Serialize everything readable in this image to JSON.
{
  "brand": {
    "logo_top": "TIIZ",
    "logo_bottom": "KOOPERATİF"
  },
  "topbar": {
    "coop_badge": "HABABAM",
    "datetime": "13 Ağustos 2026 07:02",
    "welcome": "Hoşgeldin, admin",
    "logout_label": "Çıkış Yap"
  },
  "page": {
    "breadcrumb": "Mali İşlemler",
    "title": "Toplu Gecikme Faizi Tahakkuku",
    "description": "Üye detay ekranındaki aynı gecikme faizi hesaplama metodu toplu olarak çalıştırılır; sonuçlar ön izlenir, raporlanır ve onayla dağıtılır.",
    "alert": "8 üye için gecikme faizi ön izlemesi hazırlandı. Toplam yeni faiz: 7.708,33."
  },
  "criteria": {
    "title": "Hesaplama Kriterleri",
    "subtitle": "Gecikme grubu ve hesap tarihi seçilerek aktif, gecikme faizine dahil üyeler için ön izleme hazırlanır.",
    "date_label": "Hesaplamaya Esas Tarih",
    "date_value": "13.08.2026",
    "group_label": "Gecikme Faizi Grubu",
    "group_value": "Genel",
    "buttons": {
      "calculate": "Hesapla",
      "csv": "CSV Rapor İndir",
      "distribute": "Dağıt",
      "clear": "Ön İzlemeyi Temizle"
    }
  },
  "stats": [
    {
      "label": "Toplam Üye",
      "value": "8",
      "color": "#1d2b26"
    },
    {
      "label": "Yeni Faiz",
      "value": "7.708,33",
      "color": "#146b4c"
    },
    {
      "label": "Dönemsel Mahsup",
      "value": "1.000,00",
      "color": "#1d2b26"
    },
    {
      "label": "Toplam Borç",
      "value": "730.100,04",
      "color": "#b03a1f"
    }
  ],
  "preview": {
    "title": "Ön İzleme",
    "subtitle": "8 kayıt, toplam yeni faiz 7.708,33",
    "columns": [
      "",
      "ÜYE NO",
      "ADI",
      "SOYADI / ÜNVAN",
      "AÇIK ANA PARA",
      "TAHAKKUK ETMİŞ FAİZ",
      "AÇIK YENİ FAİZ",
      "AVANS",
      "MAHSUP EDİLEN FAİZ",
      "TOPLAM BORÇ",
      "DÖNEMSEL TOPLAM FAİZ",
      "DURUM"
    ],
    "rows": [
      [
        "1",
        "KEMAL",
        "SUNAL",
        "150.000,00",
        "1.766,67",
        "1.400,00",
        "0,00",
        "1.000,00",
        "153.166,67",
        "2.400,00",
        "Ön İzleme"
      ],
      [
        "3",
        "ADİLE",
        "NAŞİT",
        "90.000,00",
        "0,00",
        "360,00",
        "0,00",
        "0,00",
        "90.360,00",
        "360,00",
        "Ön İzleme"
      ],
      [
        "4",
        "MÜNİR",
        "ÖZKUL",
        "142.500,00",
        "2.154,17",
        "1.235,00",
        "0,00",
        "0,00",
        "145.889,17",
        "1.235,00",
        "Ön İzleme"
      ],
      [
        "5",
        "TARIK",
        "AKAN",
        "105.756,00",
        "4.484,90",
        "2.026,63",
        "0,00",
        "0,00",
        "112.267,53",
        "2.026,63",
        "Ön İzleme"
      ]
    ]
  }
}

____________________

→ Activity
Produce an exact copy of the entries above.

→ Result of this exercise
Serialize everything readable in this image to JSON.
{
  "brand": {
    "logo_top": "TIIZ",
    "logo_bottom": "KOOPERATİF"
  },
  "topbar": {
    "coop_badge": "HABABAM",
    "datetime": "13 Ağustos 2026 07:02",
    "welcome": "Hoşgeldin, admin",
    "logout_label": "Çıkış Yap"
  },
  "page": {
    "breadcrumb": "Mali İşlemler",
    "title": "Toplu Gecikme Faizi Tahakkuku",
    "description": "Üye detay ekranındaki aynı gecikme faizi hesaplama metodu toplu olarak çalıştırılır; sonuçlar ön izlenir, raporlanır ve onayla dağıtılır.",
    "alert": "8 üye için gecikme faizi ön izlemesi hazırlandı. Toplam yeni faiz: 7.708,33."
  },
  "criteria": {
    "title": "Hesaplama Kriterleri",
    "subtitle": "Gecikme grubu ve hesap tarihi seçilerek aktif, gecikme faizine dahil üyeler için ön izleme hazırlanır.",
    "date_label": "Hesaplamaya Esas Tarih",
    "date_value": "13.08.2026",
    "group_label": "Gecikme Faizi Grubu",
    "group_value": "Genel",
    "buttons": {
      "calculate": "Hesapla",
      "csv": "CSV Rapor İndir",
      "distribute": "Dağıt",
      "clear": "Ön İzlemeyi Temizle"
    }
  },
  "stats": [
    {
      "label": "Toplam Üye",
      "value": "8",
      "color": "#1d2b26"
    },
    {
      "label": "Yeni Faiz",
      "value": "7.708,33",
      "color": "#146b4c"
    },
    {
      "label": "Dönemsel Mahsup",
      "value": "1.000,00",
      "color": "#1d2b26"
    },
    {
      "label": "Toplam Borç",
      "value": "730.100,04",
      "color": "#b03a1f"
    }
  ],
  "preview": {
    "title": "Ön İzleme",
    "subtitle": "8 kayıt, toplam yeni faiz 7.708,33",
    "columns": [
      "",
      "ÜYE NO",
      "ADI",
      "SOYADI / ÜNVAN",
      "AÇIK ANA PARA",
      "TAHAKKUK ETMİŞ FAİZ",
      "AÇIK YENİ FAİZ",
      "AVANS",
      "MAHSUP EDİLEN FAİZ",
      "TOPLAM BORÇ",
      "DÖNEMSEL TOPLAM FAİZ",
      "DURUM"
    ],
    "rows": [
      [
        "1",
        "KEMAL",
        "SUNAL",
        "150.000,00",
        "1.766,67",
        "1.400,00",
        "0,00",
        "1.000,00",
        "153.166,67",
        "2.400,00",
        "Ön İzleme"
      ],
      [
        "3",
        "ADİLE",
        "NAŞİT",
        "90.000,00",
        "0,00",
        "360,00",
        "0,00",
        "0,00",
        "90.360,00",
        "360,00",
        "Ön İzleme"
      ],
      [
        "4",
        "MÜNİR",
        "ÖZKUL",
        "142.500,00",
        "2.154,17",
        "1.235,00",
        "0,00",
        "0,00",
        "145.889,17",
        "1.235,00",
        "Ön İzleme"
      ],
      [
        "5",
        "TARIK",
        "AKAN",
        "105.756,00",
        "4.484,90",
        "2.026,63",
        "0,00",
        "0,00",
        "112.267,53",
        "2.026,63",
        "Ön İzleme"
      ]
    ]
  }
}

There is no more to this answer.